2) Analyse tasks to identify the most appropriate knowledge organisation. This looks very difficult to me. First, I should find out or design tasks that could reveal different kinds of knowledge organisations. Then I should analyse the tasks assigned to determine what kind of knowledge organisation would best facilitate learning and performance. Finally, I should provide students with a skeletal outline or template for organising their knowledge. This approach seems difficult per se. It is even more difficult in short training courses or in classrooms where there is a large number of students (= little time per student). I wonder whether this approach might be better applied in high school’s classrooms.
3) Provide students with the organisational structure of the course. This is very easy to implement. I think most instructors provide students with a view of the “big picture” presenting topics in their course and highlighting their interrelationships. However, I’m sure I could do it better and to a greater extent. I periodically remind students of the course organisational frameowrk; however, one thing I may definitely improve is situating particular lessons/topics within it.
4) Explicitly share the organisation of each lecture, lab, or discussion. This is another very useful - and easy to implement - strategy. Each session in my courses has a descriptive title, but I think I can make titles even more descriptive. For example, the session “Parsing”, may easily become: “Reading text files and extracting selected information from them”.
5) Use contrasting and boundary cases to highlight organising features. As specified in this section, cases are often used in teaching. However, presenting them with some compare-and-contrast analysis, may be more effective. Perhaps I do it unwittingly, but I never thought about presenting contrasting cases as a teaching strategy.
6) Explicitly highlight deep features. Here, specific examples would have been useful. I’m not able to identify examples that do share deep features but differ superficially or problems that are superficially similar but operate on different structural principles. Are there such examples in programming? I need to think more about this.

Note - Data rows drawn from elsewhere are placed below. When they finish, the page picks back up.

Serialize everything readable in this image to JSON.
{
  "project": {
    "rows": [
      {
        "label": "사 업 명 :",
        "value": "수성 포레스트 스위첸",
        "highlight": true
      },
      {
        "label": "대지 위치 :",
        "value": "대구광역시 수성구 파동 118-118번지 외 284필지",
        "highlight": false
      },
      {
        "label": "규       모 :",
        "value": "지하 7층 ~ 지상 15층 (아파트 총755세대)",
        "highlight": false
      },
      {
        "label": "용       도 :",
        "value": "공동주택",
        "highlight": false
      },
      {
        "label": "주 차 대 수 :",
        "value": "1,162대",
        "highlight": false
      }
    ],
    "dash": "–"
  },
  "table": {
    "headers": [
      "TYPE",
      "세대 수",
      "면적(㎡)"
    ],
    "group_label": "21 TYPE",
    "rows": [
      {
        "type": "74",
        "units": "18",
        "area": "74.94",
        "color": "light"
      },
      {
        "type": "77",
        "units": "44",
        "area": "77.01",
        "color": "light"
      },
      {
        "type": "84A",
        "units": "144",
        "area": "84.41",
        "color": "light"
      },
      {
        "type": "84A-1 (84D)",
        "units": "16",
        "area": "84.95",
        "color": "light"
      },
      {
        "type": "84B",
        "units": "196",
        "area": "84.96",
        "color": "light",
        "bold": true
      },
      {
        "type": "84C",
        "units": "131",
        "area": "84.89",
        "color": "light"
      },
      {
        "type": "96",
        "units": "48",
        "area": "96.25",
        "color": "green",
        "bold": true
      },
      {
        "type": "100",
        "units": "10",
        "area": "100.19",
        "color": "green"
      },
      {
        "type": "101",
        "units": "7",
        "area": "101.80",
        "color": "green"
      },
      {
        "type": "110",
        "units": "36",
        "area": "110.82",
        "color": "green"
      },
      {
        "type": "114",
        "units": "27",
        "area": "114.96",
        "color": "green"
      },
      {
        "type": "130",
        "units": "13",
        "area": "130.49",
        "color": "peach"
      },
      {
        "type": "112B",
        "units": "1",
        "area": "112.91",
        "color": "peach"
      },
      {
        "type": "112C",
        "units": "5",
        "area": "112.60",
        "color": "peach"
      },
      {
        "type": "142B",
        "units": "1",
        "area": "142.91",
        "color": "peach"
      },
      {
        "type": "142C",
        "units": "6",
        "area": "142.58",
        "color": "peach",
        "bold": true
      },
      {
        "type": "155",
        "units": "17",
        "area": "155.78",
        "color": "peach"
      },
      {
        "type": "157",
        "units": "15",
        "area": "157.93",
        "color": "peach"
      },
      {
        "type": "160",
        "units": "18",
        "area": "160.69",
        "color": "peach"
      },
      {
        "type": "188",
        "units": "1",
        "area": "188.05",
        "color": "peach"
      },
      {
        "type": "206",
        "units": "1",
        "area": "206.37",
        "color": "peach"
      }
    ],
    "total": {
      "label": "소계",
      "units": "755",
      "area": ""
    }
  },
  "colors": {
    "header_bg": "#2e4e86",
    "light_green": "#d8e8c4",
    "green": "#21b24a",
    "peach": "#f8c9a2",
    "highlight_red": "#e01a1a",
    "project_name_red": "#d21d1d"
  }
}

7) Make conections among concepts explicit. I do this all the time and it really works well, including asking questions that require students to make connections themselves.
8) Encourage students to work with multiple organising structures. This seems a hyper useful approach and I’ve to find a way to insert it in my teaching. Actually, I’m so happy when I see students have become able to categorise a set of items according to one organisational schema, that I don’t dare to ask them to do it according to more than one!!!
9) Ask students to draw a concept map to expose their knowledge organisations. This is another thing I would like to use more in courses. So far (as described in the comments on chapter 1), in a few courses, I asked students to draw - as a group activity - a concept map of the Python language. The way I do it is very time consuming and, as such, not completely efficient. I will try with quick, more frequent, concept maps as individual activity. I may try then (or ask the students) to group similar concept maps and use the results of the comparison in group discussions/brainstorming.
10) Use a sorting task to expose students’ knowledge organisations. The example reported in this section is not illuminating to me. It is too abstract. As it is presented, it seems too difficult to tempt me to implement it.
11) Monitor students’ work for problems in their knoeledge organisation. Again, this is something I regularly do in courses and I have to recognise it really pays back for all the energy needed to identify the pattern of mistakes they make. It is quite easy to identify patterns of mistakes from one course to another (on the same discipline), more difficult during the same course.